“Chevron is pleased that this decision brings an end to seven years of litigation and appeals,” said Jeffrey Dintzer, a lawyer representing Chevron, in a statement.
Dintzer said the energy industry in California “is crucial to both the state and local economies.”
In 2022, Monterey County was the third largest oil producer in the state, producing 5.1 million barrels annually, according to the state’s Department of Conservation. That’s compared to 88 million barrels produced in Kern County, and slightly behind Los Angeles County, which produces nearly 9 million barrels onshore.
Proponents of Measure Z remain hopeful the ruling will not have a rippling effect on other local measures. The Los Angeles City Council voted last year to ban new oil and gas drilling. In San Benito County, which is south of the San Francisco Bay Area, residents voted to ban fracking in 2014.

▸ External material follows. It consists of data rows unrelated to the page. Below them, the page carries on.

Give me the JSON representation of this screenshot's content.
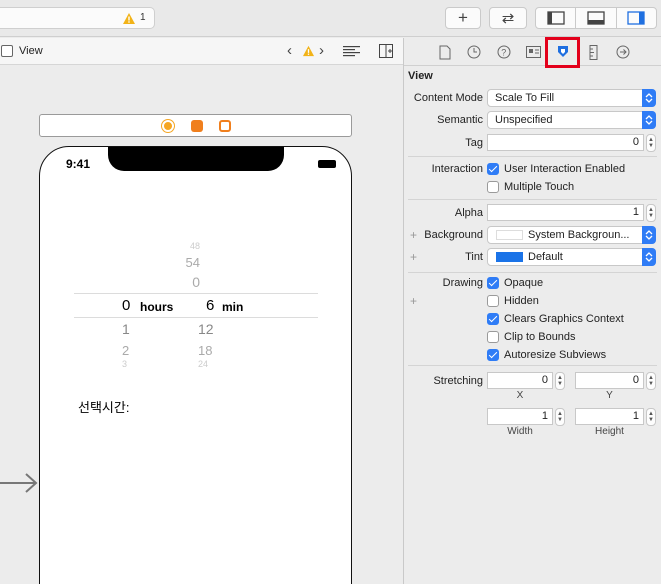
{
  "toolbar": {
    "status_count": "1",
    "add_symbol": "+",
    "swap_symbol": "⇄"
  },
  "editor": {
    "title": "View"
  },
  "device": {
    "time": "9:41",
    "picker": {
      "hours_above": [
        "48",
        "54",
        "0"
      ],
      "mins_above": [],
      "selected_hours": "0",
      "hours_unit": "hours",
      "selected_min": "6",
      "min_unit": "min",
      "hours_below": [
        "1",
        "2",
        "3"
      ],
      "mins_below": [
        "12",
        "18",
        "24"
      ]
    },
    "selected_time_label": "선택시간:"
  },
  "inspector": {
    "section_title": "View",
    "content_mode": {
      "label": "Content Mode",
      "value": "Scale To Fill"
    },
    "semantic": {
      "label": "Semantic",
      "value": "Unspecified"
    },
    "tag": {
      "label": "Tag",
      "value": "0"
    },
    "interaction": {
      "label": "Interaction",
      "user_interaction": "User Interaction Enabled",
      "multiple_touch": "Multiple Touch"
    },
    "alpha": {
      "label": "Alpha",
      "value": "1"
    },
    "background": {
      "label": "Background",
      "value": "System Backgroun..."
    },
    "tint": {
      "label": "Tint",
      "value": "Default",
      "color": "#1a73e8"
    },
    "drawing": {
      "label": "Drawing",
      "opaque": "Opaque",
      "hidden": "Hidden",
      "clears": "Clears Graphics Context",
      "clip": "Clip to Bounds",
      "autoresize": "Autoresize Subviews"
    },
    "stretching": {
      "label": "Stretching",
      "x": "0",
      "y": "0",
      "width": "1",
      "height": "1",
      "x_label": "X",
      "y_label": "Y",
      "width_label": "Width",
      "height_label": "Height"
    }
  },
  "colors": {
    "accent": "#2f7cf6",
    "highlight": "#e3001b",
    "warning": "#f2b318"
  }
}
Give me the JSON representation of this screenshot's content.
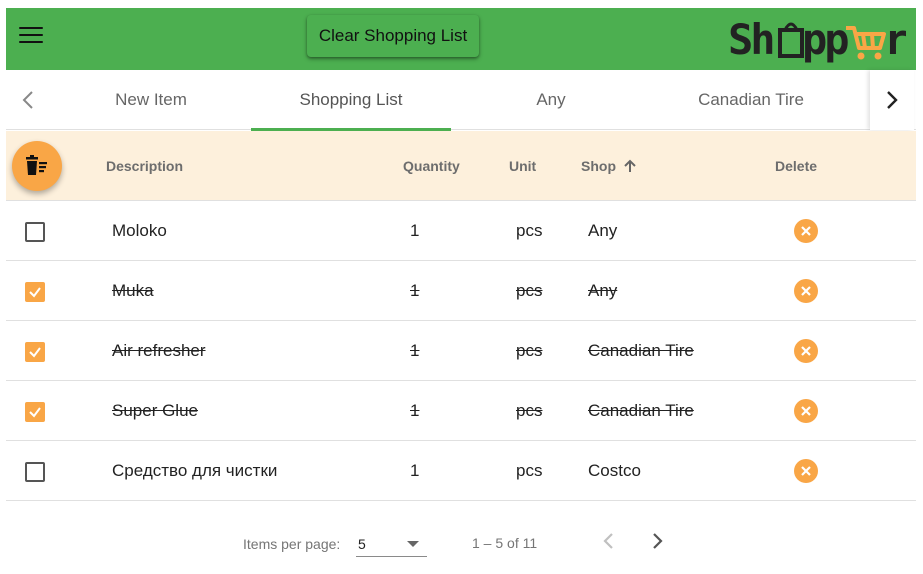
{
  "header": {
    "clear_button_label": "Clear Shopping List",
    "logo_text": "Shopper",
    "brand_color": "#4caf50",
    "accent_color": "#f9a646"
  },
  "tabs": [
    {
      "label": "New Item",
      "active": false
    },
    {
      "label": "Shopping List",
      "active": true
    },
    {
      "label": "Any",
      "active": false
    },
    {
      "label": "Canadian Tire",
      "active": false
    }
  ],
  "table": {
    "columns": {
      "description": "Description",
      "quantity": "Quantity",
      "unit": "Unit",
      "shop": "Shop",
      "delete": "Delete"
    },
    "sort": {
      "column": "shop",
      "direction": "asc"
    },
    "rows": [
      {
        "checked": false,
        "description": "Moloko",
        "quantity": "1",
        "unit": "pcs",
        "shop": "Any"
      },
      {
        "checked": true,
        "description": "Muka",
        "quantity": "1",
        "unit": "pcs",
        "shop": "Any"
      },
      {
        "checked": true,
        "description": "Air refresher",
        "quantity": "1",
        "unit": "pcs",
        "shop": "Canadian Tire"
      },
      {
        "checked": true,
        "description": "Super Glue",
        "quantity": "1",
        "unit": "pcs",
        "shop": "Canadian Tire"
      },
      {
        "checked": false,
        "description": "Средство для чистки",
        "quantity": "1",
        "unit": "pcs",
        "shop": "Costco"
      }
    ]
  },
  "paginator": {
    "items_per_page_label": "Items per page:",
    "page_size": "5",
    "range_label": "1 – 5 of 11"
  }
}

The California State Association of Counties filed a legal document asking the state Supreme Court to uphold the measure, arguing local governments have long held authority to limit oil operations and regulate where wells can be located.
The Supreme Court did not issue a decision on the measure’s ban on fracking, a practice not currently used in Monterey County. At the state level, Gov. Gavin Newsom said in 2021 that California should stop issuing fracking permits by 2024.
Passing Measure Z was a way for voters to implement “popular and common-sense health protections” after the county Board of Supervisors rejected a fracking ban, said Hollin Kretzmann, a lawyer with the Center for Biological Diversity’s Climate Law Institute.
“It’s about oil and gas, but it’s also about the will of the voters and being able to take control and make decisions about your health and the direction of your county and city at the local level,” Kretzmann said.
California Among Top Oil Producers in US
The fight in Monterey County reflects a larger dispute between California’s Democratic leaders and the oil and gas industry.
California has made itself known for setting ambitious goals to transition toward renewable energy sources, as in the goal to remove as many carbon emissions as it releases by 2045. But while the state produces about half as much crude oil each day as it did in the 2000s, it is still also among the top oil producers in the country, according to the U.S. Department of Energy. It trails behind states that include Texas, New Mexico and North Dakota.
Newsom’s administration has passed numerous laws and regulations aimed at shrinking the oil and gas industry. He wants to halt all oil drilling in the state by 2045 and signed a law last year to ban new wells within 3,200 feet of homes, schools, parks and other community sites.
That law was put on hold because the oil industry qualified a referendum to ask voters to overturn it in November 2024. Environmental advocates launched a campaign Wednesday to put a separate measure on the ballot to try to keep the law.
“People who live next to oil wells get very, very sick. Californians who live next to this stuff, they have headaches, nosebleeds, nausea,” said Kassie Siegel, director of the nonprofit Center for Biological Diversity’s Climate Law Institute. “You do not want the oil company moving in next door.”
The California Independent Petroleum Association is behind the referendum to ask voters to overturn the law, and the group collected enough signatures earlier this year to put it on the ballot. Rock Zierman, the group’s CEO, said keeping the law would burden oil companies in California at a time when they already have to follow what he called some of the strictest environmental and labor laws in the world.
The Legislature is weighing whether to change the referendum process, so Californians don’t get confused about whether they’re voting to uphold or to overturn a law. The legislation would have voters decide to either “keep the law” or to “overturn the law.” That would mean a departure from a “yes” vote to keep the law or a “no” vote to overturn it.